Newson’s boatyard stands by Oulton Broad in Lowestoft, Suffolk – that is, right on the East Coast of England and at the gateway to the Norfolk Broads.
Restoration is only one part of the company’s business, for it is also a boatbuilder in wood, steel and fibreglass, makes masts, and undertakes surveys and engine installations. Nevertheless, Newson’s has surely done some terrific boat and yacht restoration projects of various sizes, and the company has kindly promised to let us publish some of their photos over time.
Just for a start, though take a look at the William & Kate Johnston (pictured below), and then take a look around for a taste of what’s to come from this yard:
This is where it is:
Launched in 1923, William & Kate Johnston was designed as a prototype lifeboat by James R. Barnett, Consulting Naval Architect to the Royal National Lifeboat Institution, and at the time of her launch she was the largest lifeboat in the world at 60ft in length. She was built with a double diagonal teak hull by J. Samuel White and Co at Cowes. For more on her:
If you would like to see your yard, project or boat listed here, please email us at email@example.com . There’s no charge, and no catch.
Here’s a link I’ve been looking forward to putting up about another Maurice Griffiths favourite, Idle Duck, which by chance spent much of the summer sitting on a barge bottom a few feet from our own little boat.
When she arrived we experienced one of those amazing coincidences that sometimes arise, for it turned out that one of the crew was a musician and boating pal of ours. Anyway, through him we met Bob Telford, Idle Duck’s new owner.
The pictures tell the first part of the story, from when Bob found her through to her arrival at Alan Staley’s yard at Faversham for restoration and refitting work.
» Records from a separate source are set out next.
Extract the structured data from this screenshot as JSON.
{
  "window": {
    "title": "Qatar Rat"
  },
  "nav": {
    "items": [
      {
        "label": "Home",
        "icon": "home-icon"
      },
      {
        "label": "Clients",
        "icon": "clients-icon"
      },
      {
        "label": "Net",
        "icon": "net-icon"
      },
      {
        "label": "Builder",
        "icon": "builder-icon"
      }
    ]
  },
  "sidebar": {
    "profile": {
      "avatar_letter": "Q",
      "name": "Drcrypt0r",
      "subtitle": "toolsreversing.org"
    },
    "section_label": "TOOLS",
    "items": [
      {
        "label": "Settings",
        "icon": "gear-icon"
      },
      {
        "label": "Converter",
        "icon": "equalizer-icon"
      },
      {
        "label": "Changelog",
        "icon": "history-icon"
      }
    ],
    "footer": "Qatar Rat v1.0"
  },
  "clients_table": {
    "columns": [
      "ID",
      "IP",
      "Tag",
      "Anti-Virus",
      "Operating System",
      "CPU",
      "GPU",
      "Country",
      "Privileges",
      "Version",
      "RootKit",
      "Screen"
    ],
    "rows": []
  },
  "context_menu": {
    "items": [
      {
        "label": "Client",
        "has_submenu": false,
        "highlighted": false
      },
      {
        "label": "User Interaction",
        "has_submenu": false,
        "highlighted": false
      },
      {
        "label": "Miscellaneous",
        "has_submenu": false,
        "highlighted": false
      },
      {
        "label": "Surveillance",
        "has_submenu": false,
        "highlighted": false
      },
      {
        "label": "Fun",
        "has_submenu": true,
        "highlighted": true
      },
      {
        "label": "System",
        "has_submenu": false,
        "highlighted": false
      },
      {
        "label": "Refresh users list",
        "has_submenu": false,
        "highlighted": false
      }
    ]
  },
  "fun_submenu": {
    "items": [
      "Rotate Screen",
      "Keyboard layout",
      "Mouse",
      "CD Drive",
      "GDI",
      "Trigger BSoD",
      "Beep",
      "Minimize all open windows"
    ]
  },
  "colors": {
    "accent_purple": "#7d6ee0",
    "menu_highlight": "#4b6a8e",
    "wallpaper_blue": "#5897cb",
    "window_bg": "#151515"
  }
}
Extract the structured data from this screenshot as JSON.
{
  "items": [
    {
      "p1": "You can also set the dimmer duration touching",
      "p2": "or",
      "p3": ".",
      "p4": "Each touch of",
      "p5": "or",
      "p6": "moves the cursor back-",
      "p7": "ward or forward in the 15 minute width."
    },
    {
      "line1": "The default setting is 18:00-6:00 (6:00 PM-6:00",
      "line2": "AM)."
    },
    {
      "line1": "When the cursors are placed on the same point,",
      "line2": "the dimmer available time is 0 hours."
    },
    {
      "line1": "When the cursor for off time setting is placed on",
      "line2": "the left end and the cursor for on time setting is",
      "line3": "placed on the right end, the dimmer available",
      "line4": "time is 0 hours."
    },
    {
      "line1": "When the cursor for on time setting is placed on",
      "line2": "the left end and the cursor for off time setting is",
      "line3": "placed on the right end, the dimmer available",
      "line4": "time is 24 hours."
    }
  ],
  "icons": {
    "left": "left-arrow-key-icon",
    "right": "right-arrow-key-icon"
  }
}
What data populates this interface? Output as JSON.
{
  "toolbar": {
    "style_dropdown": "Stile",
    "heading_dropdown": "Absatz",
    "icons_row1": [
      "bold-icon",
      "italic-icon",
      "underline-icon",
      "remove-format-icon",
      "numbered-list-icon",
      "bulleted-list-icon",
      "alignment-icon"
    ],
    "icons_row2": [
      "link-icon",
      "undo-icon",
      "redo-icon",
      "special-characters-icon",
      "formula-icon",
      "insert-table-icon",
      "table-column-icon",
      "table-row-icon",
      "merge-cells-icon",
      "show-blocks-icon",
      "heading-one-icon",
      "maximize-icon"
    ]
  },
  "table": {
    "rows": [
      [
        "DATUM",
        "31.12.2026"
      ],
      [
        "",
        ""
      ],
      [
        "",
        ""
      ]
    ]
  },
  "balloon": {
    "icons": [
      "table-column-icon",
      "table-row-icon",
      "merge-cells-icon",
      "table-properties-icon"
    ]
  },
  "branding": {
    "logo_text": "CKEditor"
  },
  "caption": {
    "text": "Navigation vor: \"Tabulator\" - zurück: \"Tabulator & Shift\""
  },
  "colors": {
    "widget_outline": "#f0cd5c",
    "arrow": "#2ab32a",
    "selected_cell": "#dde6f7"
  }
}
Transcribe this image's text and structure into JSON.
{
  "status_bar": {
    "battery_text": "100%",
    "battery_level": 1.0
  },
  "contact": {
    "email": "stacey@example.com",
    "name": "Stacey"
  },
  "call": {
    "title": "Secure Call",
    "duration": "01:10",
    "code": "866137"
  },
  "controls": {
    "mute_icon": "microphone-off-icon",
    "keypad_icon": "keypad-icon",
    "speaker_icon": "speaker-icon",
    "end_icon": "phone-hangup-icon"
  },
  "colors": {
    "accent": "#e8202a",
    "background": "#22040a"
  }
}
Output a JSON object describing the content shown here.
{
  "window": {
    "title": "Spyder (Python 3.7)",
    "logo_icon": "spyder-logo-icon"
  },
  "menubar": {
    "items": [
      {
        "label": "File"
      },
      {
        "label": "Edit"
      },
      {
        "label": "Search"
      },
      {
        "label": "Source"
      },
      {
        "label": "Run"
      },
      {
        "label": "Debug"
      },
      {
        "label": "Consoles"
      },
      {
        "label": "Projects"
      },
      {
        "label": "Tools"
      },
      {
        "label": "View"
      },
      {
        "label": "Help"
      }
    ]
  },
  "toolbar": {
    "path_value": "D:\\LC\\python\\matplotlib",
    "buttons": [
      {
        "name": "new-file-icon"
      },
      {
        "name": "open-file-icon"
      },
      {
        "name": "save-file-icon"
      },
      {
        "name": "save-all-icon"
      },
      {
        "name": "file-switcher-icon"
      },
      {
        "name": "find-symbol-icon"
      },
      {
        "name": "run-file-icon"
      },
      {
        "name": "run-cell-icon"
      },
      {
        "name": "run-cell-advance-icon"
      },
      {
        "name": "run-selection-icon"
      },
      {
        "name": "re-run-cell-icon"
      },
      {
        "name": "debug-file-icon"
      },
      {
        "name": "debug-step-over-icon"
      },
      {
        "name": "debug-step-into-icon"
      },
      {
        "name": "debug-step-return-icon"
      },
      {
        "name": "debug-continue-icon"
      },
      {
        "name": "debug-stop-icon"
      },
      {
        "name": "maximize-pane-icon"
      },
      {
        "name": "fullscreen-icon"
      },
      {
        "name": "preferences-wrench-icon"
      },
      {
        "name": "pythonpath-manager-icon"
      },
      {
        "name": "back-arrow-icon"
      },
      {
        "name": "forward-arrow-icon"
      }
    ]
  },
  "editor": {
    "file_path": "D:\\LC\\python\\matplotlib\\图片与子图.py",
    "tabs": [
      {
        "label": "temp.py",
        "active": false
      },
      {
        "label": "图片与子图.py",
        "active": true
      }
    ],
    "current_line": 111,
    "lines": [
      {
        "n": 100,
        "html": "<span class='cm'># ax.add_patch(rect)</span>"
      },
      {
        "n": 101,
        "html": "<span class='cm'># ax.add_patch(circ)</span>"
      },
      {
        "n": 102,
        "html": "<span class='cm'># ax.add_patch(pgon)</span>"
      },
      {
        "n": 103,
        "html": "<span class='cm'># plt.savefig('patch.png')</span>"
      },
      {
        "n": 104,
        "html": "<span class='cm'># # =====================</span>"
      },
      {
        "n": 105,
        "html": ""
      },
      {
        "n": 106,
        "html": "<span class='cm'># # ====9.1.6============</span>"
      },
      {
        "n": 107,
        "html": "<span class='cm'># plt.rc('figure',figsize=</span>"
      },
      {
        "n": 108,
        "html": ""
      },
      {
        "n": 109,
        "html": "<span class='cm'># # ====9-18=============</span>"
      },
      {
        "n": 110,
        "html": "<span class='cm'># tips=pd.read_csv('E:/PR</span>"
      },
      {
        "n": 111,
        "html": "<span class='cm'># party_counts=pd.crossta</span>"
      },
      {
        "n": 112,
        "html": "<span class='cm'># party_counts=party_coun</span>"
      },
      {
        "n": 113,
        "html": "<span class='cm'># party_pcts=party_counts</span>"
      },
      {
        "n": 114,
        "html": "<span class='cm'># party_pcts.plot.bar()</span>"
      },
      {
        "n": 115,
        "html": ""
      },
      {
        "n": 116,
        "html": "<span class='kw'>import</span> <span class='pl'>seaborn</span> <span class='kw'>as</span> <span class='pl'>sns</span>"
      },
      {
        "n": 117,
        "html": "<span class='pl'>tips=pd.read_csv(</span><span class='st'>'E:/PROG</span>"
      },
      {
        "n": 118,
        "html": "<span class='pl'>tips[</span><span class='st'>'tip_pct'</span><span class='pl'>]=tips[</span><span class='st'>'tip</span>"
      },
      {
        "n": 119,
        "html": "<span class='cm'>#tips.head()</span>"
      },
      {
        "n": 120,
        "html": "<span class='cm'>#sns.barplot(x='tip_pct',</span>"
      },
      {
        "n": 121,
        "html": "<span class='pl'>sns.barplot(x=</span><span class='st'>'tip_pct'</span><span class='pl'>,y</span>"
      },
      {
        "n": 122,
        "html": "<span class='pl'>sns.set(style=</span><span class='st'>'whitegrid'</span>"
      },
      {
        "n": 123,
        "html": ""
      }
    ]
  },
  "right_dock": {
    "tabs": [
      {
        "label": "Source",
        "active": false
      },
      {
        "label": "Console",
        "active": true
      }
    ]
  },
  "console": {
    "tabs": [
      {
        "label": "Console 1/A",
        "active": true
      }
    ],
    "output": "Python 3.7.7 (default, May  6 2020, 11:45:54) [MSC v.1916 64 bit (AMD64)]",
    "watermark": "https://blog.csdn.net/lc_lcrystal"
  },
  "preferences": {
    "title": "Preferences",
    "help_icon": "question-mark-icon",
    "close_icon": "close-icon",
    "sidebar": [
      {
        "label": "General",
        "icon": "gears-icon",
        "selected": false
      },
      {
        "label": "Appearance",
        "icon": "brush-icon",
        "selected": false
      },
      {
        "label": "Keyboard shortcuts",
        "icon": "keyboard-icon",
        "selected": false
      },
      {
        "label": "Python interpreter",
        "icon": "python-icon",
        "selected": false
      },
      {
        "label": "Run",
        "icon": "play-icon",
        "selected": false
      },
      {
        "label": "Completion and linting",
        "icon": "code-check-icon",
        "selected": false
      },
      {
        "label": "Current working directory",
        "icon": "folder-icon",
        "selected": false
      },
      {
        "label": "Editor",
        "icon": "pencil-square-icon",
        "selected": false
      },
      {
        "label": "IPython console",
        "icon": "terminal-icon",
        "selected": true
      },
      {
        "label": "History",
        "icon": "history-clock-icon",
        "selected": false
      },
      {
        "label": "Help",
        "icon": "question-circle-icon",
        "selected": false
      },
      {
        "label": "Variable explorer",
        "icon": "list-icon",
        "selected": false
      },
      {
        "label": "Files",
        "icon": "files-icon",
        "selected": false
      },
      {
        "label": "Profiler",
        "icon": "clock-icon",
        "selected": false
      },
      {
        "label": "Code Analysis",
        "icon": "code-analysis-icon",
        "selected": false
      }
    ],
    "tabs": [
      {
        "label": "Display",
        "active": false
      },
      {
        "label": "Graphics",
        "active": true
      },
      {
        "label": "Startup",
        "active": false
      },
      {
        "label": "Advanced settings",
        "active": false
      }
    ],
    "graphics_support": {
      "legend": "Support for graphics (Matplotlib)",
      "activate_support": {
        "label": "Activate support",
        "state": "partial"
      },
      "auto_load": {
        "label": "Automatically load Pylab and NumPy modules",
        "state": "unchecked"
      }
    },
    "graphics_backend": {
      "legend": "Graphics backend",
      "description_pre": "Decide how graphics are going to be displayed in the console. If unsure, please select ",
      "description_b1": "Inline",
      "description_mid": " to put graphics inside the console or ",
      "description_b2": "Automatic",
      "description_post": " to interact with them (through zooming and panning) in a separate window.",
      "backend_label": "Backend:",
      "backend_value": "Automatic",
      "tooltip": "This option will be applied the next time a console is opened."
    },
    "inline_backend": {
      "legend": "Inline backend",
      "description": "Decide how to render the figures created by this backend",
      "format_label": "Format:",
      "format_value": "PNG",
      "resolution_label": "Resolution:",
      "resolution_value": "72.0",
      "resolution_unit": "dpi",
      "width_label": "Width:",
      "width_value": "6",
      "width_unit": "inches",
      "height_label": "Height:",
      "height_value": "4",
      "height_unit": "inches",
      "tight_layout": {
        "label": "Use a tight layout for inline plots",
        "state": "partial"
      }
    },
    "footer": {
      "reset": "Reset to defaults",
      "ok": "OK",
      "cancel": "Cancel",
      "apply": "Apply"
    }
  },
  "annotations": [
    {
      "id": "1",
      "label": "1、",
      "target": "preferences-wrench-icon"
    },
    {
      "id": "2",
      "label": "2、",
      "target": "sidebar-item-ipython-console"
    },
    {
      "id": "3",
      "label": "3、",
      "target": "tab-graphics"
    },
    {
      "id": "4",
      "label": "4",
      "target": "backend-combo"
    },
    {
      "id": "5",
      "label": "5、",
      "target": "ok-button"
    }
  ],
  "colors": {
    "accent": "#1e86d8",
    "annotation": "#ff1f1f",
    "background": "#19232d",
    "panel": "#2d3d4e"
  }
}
Idle Duck, I should explain, is an astonishing boat, big and comfortable in every way, as the shots at the EOG site clearly show. She’s a 34ft long Bermudian cutter rigged cruising yacht, with a long keel and centreboard.
For the pictures of Idle Duck’s rescue:
Many of the pilot gigs being raced around the shores of the UK are the work of Ralph Bird. In this very nice BBC RealPlayer video, he talks about the gigs, his life as a gig builder and his plans for a busy retirement. Thanks go to Chris Rogers for letting me know about this one.
For more on the Cornish Pilot Gig Association:
The Wikipedia on pilot gigs: